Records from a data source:
Segment Open

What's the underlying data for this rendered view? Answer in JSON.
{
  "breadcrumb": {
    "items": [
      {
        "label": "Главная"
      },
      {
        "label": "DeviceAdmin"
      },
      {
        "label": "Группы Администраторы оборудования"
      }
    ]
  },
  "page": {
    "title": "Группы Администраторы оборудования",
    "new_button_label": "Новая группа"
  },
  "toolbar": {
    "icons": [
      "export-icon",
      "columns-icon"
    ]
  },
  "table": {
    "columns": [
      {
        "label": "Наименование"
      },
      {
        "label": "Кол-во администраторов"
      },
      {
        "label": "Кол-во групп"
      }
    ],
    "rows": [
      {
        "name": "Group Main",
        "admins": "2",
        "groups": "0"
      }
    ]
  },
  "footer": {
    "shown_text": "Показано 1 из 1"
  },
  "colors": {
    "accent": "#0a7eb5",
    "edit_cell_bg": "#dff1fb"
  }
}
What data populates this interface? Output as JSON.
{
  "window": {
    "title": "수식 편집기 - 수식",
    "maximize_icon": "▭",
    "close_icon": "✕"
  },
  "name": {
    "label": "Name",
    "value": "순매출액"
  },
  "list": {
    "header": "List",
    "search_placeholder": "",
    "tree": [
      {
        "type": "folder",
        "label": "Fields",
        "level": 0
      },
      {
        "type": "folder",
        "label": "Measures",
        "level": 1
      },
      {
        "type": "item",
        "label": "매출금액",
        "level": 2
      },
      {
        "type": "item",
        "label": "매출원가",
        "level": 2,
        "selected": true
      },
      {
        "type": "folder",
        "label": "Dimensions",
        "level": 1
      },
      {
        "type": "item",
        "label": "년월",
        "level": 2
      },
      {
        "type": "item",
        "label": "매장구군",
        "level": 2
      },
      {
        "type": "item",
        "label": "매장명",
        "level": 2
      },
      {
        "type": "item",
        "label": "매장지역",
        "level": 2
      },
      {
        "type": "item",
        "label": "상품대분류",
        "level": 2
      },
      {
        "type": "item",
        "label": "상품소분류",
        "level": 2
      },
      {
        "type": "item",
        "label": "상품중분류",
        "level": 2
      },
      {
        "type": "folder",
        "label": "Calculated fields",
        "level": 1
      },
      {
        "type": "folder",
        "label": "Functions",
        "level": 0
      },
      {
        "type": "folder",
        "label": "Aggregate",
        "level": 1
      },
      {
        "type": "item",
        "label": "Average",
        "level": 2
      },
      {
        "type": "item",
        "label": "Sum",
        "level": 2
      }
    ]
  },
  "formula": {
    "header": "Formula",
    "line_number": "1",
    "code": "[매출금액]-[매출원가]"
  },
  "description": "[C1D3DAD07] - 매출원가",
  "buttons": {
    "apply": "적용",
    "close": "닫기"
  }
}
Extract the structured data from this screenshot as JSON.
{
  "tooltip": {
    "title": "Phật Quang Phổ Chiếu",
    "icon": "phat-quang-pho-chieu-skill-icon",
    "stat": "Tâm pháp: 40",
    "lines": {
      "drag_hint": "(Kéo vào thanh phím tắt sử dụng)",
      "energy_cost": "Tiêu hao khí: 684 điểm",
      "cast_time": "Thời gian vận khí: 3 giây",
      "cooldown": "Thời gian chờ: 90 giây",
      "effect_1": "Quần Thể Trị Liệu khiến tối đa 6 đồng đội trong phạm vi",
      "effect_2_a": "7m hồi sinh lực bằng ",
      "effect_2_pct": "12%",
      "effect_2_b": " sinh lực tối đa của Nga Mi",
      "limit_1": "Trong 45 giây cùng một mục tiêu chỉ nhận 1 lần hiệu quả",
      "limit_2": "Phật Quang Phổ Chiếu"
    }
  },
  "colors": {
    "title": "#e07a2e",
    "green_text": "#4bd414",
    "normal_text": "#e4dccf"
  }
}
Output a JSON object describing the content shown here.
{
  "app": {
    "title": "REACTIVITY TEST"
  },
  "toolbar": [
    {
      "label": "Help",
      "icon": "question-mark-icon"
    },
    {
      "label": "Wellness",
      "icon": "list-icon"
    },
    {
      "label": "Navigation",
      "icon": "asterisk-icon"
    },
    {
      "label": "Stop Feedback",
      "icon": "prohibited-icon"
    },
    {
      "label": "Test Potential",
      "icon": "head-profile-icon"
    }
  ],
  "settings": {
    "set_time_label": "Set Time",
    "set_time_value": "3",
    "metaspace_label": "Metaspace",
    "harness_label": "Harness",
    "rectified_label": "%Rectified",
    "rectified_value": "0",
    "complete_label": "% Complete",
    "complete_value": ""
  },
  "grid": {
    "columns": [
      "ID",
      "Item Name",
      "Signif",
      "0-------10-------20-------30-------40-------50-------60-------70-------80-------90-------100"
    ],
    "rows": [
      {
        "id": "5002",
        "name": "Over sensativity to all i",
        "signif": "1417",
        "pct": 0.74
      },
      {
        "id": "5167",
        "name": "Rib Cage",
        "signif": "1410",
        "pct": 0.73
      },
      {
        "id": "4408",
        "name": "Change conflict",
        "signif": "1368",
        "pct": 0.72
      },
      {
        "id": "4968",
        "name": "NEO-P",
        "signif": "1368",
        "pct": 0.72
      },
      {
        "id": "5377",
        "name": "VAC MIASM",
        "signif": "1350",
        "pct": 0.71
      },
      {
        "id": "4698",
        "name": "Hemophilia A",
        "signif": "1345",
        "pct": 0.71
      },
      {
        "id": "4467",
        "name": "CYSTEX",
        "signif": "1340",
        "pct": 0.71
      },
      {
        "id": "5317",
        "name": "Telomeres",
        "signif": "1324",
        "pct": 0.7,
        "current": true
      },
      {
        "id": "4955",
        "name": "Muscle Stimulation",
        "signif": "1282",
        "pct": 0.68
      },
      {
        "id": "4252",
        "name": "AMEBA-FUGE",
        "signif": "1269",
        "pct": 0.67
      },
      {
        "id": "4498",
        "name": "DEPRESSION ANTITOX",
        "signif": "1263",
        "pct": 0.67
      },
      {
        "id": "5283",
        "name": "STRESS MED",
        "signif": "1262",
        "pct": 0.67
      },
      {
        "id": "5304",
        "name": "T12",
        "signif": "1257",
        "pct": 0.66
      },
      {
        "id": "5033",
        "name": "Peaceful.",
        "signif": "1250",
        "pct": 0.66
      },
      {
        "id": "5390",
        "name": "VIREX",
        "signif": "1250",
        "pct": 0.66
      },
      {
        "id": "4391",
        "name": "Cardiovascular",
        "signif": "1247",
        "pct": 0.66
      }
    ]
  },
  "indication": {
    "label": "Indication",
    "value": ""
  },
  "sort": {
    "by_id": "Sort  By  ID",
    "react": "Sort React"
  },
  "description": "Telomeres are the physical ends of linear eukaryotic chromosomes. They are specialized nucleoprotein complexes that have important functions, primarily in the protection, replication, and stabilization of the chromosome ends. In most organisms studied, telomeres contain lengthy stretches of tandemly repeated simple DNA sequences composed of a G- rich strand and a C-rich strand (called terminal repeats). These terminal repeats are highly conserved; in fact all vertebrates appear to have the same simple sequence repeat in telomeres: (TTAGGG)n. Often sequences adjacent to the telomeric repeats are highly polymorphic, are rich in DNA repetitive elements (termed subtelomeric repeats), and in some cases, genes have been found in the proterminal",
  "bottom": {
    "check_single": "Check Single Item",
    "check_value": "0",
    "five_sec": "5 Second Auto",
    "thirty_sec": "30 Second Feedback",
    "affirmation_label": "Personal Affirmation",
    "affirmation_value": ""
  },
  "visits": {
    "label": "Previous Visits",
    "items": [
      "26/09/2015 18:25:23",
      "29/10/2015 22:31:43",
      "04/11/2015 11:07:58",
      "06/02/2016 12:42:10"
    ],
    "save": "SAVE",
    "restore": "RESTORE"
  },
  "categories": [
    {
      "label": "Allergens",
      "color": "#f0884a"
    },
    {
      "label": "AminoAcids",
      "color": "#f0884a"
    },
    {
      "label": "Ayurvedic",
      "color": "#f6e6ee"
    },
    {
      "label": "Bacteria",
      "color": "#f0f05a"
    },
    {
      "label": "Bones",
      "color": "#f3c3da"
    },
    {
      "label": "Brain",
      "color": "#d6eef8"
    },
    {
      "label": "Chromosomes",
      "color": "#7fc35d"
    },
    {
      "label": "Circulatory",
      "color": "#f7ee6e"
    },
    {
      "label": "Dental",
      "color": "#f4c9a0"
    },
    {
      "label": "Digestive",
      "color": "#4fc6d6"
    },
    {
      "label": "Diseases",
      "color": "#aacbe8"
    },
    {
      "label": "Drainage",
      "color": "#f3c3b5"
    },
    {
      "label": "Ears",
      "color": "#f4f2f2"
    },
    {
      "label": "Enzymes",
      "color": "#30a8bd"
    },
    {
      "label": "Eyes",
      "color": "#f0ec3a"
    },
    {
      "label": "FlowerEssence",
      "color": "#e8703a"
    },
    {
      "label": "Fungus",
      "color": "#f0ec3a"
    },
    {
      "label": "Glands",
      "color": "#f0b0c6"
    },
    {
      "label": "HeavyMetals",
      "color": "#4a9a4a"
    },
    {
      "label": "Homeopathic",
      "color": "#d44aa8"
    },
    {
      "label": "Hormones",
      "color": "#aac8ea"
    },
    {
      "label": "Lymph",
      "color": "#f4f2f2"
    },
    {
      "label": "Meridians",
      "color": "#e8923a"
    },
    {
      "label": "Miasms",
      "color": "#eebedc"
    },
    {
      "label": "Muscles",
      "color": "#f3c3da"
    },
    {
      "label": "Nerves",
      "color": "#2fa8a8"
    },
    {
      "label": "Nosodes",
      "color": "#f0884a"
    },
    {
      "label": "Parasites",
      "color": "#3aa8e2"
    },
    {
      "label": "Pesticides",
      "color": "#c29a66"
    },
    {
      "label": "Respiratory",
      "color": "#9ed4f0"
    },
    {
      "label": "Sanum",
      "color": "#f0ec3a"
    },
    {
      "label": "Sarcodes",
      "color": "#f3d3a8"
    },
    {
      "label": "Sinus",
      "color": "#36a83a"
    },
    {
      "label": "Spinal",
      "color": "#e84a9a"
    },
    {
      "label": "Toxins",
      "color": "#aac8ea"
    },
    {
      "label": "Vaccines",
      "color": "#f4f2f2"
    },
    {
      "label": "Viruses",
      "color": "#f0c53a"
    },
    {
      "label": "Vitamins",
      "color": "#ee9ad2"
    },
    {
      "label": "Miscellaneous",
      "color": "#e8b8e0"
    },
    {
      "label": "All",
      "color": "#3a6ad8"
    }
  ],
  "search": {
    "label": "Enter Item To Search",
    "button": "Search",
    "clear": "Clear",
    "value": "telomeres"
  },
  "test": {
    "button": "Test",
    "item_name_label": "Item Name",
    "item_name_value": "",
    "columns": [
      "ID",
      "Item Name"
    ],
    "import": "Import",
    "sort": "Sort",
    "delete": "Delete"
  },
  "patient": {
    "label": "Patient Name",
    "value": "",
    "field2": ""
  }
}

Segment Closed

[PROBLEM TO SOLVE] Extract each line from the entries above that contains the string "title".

[SOLUTION TO THIS EXERCISE]
    "title": "Группы Администраторы оборудования",
    "title": "수식 편집기 - 수식",
    "title": "Phật Quang Phổ Chiếu",
    "title": "#e07a2e",
    "title": "REACTIVITY TEST"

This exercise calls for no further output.